Still, 27 students remain isolated from other students, while two staff members are at home, Seagram said.
Seagram said the students who remain in isolation are together in a central residence. They can watch TV, go online and interact with each other, but they've been told to remain behind closed doors.
"These are smart kids who are very responsible," Seagram said.
Public health officials suspect the virus was spread by students after a school trip to Mexico's Yucatan Peninsula earlier this month. Of the four students confirmed with the virus, only one was on the trip.

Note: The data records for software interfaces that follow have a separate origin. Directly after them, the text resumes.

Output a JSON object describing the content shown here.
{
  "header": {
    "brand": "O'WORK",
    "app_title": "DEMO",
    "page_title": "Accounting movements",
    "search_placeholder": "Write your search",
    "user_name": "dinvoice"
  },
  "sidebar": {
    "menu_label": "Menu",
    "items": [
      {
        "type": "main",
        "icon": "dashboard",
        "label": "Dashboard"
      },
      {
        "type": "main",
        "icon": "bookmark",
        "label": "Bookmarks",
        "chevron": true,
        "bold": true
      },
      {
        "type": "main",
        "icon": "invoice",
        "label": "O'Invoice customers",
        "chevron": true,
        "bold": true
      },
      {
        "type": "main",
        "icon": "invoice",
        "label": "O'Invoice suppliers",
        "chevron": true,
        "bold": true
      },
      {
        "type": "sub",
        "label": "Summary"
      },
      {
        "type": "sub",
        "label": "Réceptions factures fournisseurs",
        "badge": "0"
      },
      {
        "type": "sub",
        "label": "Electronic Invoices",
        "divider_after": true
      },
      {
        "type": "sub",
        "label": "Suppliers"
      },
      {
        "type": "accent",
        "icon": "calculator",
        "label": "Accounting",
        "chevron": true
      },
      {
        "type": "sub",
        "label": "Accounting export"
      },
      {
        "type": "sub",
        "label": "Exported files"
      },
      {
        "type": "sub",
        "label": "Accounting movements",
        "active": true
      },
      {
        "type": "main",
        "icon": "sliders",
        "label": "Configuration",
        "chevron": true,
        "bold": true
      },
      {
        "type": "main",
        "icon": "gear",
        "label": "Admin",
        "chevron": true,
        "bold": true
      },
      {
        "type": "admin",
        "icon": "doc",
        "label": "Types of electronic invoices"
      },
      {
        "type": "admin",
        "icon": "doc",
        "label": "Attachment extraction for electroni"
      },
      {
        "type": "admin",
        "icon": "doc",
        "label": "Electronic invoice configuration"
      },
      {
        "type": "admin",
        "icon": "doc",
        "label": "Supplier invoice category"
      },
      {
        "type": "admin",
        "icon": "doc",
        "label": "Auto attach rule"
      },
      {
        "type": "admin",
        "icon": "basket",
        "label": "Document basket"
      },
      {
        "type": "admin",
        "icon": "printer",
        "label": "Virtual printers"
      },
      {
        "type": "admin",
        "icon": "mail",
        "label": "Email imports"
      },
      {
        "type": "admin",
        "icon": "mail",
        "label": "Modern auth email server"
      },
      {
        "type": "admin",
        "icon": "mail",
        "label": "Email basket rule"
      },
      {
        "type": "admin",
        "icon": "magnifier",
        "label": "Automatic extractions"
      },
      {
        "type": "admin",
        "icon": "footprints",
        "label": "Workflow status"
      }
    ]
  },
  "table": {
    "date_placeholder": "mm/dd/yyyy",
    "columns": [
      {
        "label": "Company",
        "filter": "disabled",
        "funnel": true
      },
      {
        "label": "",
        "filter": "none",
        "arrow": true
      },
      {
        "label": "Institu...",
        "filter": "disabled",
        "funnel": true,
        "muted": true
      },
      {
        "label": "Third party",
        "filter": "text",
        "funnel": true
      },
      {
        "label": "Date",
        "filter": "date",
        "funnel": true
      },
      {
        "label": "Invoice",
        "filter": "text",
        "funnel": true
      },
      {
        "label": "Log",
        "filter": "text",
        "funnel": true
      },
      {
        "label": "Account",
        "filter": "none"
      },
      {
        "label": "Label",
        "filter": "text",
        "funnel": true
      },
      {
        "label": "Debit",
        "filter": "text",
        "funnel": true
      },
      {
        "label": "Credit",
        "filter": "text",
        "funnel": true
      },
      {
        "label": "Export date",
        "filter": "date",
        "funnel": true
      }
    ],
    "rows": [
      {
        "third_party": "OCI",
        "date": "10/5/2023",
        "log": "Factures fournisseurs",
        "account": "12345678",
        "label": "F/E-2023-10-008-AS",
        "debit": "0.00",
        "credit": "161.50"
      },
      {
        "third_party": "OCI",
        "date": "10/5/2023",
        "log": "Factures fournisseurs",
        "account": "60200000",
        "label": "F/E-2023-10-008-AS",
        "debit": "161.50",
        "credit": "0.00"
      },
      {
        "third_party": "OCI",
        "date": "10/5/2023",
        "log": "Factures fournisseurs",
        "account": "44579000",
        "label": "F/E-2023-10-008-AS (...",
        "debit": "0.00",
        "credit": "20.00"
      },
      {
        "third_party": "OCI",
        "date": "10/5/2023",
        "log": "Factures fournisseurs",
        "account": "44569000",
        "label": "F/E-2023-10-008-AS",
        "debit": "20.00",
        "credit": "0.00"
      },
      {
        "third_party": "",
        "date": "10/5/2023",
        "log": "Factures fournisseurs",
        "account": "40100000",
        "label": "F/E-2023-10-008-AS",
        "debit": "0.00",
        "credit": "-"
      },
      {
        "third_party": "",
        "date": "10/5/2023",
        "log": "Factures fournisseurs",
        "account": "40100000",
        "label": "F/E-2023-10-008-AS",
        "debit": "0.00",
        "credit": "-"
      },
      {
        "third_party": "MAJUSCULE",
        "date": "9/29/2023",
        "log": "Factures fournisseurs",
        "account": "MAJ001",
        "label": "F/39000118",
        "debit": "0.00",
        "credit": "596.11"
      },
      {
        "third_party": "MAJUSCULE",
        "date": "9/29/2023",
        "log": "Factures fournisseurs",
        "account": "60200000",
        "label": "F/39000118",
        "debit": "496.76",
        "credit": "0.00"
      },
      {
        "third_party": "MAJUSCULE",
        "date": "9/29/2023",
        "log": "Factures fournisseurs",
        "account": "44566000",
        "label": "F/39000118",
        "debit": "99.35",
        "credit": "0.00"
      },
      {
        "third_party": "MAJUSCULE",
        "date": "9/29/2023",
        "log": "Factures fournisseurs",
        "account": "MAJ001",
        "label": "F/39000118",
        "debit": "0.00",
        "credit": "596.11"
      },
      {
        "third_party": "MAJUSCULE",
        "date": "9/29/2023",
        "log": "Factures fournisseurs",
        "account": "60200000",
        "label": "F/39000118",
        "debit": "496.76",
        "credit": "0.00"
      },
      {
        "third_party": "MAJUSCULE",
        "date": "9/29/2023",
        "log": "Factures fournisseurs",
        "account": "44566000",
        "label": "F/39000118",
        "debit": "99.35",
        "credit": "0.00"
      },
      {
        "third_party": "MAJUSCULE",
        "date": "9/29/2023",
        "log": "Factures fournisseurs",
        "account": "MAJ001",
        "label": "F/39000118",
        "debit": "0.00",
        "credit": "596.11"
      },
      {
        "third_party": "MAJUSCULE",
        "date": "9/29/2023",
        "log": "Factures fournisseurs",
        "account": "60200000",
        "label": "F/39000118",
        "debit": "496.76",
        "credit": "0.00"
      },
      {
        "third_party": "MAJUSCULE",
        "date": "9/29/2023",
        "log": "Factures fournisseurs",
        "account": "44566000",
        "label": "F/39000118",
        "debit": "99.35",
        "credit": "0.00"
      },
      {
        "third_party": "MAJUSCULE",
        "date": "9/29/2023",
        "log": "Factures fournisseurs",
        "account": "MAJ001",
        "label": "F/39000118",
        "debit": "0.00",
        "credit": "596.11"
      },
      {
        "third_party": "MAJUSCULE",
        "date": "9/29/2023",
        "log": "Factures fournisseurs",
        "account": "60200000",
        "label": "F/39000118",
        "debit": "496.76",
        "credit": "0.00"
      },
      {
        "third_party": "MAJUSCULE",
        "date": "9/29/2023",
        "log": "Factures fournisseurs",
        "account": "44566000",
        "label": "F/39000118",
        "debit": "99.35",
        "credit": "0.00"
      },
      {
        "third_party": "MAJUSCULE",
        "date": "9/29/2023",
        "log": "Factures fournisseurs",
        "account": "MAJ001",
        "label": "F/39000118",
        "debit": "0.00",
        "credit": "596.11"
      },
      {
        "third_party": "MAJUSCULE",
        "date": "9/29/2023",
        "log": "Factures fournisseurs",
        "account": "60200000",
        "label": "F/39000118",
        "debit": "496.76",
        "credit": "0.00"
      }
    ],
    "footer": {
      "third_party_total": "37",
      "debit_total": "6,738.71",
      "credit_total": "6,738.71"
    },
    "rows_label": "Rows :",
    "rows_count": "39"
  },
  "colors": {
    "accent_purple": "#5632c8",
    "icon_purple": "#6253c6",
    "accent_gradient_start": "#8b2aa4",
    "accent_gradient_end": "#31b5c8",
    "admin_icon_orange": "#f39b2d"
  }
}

Seagram said no one thought it was the swine flu at first, particularly because the students were sick outside the incubation period and the outbreak in Mexico was in a different region.
Seagram said he got the test results confirming swine flu on Sunday morning.
He said he's pleased with the way the school has handled the matter. Public health officials are notified for any form of the flu, he added, noting the only thing the school is doing differently now is swabbing students twice for testing instead of only once.
Classes are running as usual, though attendance has dropped.
"We're all operating on a day-to-day basis and we're all trying to figure out what really our comfort levels are," Seagram said.
Seagram said his two children are still going to class.
Dr. Robert Strang, the province's chief medical officer, said there have been no other confirmed cases of swine flu in Nova Scotia, but public health officials continue to monitor the situation closely.
"This is a very fluid situation which is changing rapidly," Strang said late Monday afternoon.
In an interview with CBC News earlier in the day, Strang said he had heard reports of a rush of patients with influenza symptoms at the emergency room at Hants Community Hospital.
However, Kasimirski, who's also the hospital's chief of staff, said he believes most of those flu cases are unrelated to the swine flu cases at King's Edgehill.
Eva Lake, 76, who lives in the Windsor area, said she's not afraid, though she'll be washing her hands more frequently.
"It's too bad it's here in Nova Scotia, but I guess we can't escape it," Lake said. "I don't go out a lot, so hopefully, I don't run into anyone with it."